The idea of leadership applies more widely, because we are in an era in which tragically the United States is retreating from its role as a defender of the rules-based system. Human rights should surely be the foundation of a fair, open and transparent society. I say strongly to the Government that, with an increasing void created by that American retreat, the defence of human rights and the rule of law must be at the heart of our policy—even more so than before.

Let me cite the particular example of lesbian, gay, bisexual and transgender rights. President Obama made LGBT rights a pillar of his foreign policy, but that work is being undone by President Trump. Let me take just one example of the challenges that we still face: last week, a member of the Ugandan Government again suggested the introduction of the death penalty for gay sex. I urge the Minister to set out what the Government are doing to press Uganda to withdraw this appalling proposal.

The Ugandan announcement is not an isolated incident: we see growing authoritarianism around the world and a shrinking of civic space. In Hong Kong, we have seen protest leaders jailed, savage beatings and the firing of live rounds against demonstrators. Under the Sino-British joint declaration, Hong Kong residents were promised a range of civil rights; it is extremely difficult to argue that the treaty has not been breached. Surely it is now time to declare that China is in breach of its international obligations and to press the Chinese to change their position.

As we face great crises—on displacement, the climate emergency and widening inequality—the case for multi- lateralism is stronger, not weaker. I praise the commitments that the Department for International Development showed last week to replenish the Global Fund to Fight AIDS, Tuberculosis and Malaria. It is estimated that that fund has saved 27 million lives, making a real difference around the world. None the less, we need coherence in our policy. In Yemen, we have seen the real difference that aid has made, but our role there is a paradox of aid and arms in that we support Yemen on humanitarian relief and yet we are one of the main suppliers of arms to one side of the conflict. We need to address that. I now struggle with the Government’s suggestion that we have a system of arms control that is one of the most rigorous and robust in the world. I no longer believe that we can genuinely say that. We need to address this issue as a matter of urgency, and one of the ways that we can do that is to improve parliamentary oversight by making the Committees on Arms Export Controls a stand-alone Select Committee focused solely on that issue.
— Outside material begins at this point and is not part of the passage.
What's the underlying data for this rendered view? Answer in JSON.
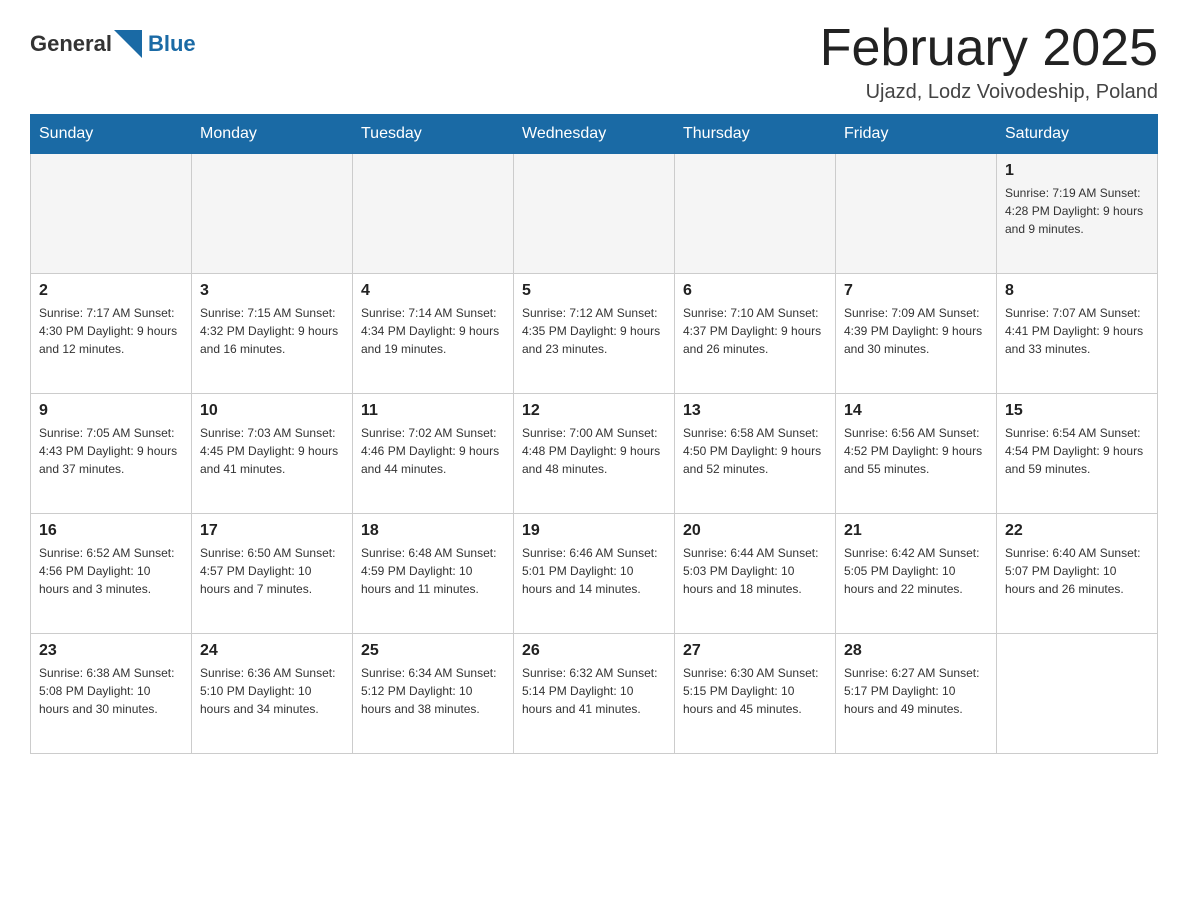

Finally, let me say something about DFID and our aid commitment of 0.7%. As colleagues from all parts of the House have said, that commitment is widely applauded internationally. We are a development superpower and, arguably, that is our greatest asset when it comes to exercising soft power. We should be proud of it and we should reaffirm it. I welcome the Queen’s Speech commitment to ensure that all girls have access to 12 years of quality education. The UK’s commitment at the General Assembly to investment in education is hugely welcome and positive, but we must address the particular needs of those who are displaced—those who are living as refugees or who are internally displaced. In particular, let us not forget the Rohingya people. It is now more than two years since 1 million people fled from Rakhine State to Bangladesh. We need to address their humanitarian needs, but we also need to hold the Burmese military to account. I urge the Government to be more proactive on this in the United Nations. Let us use this debate today to reject isolationism, reject any movement away from multilateralism and demonstrate our commitment to those shared values.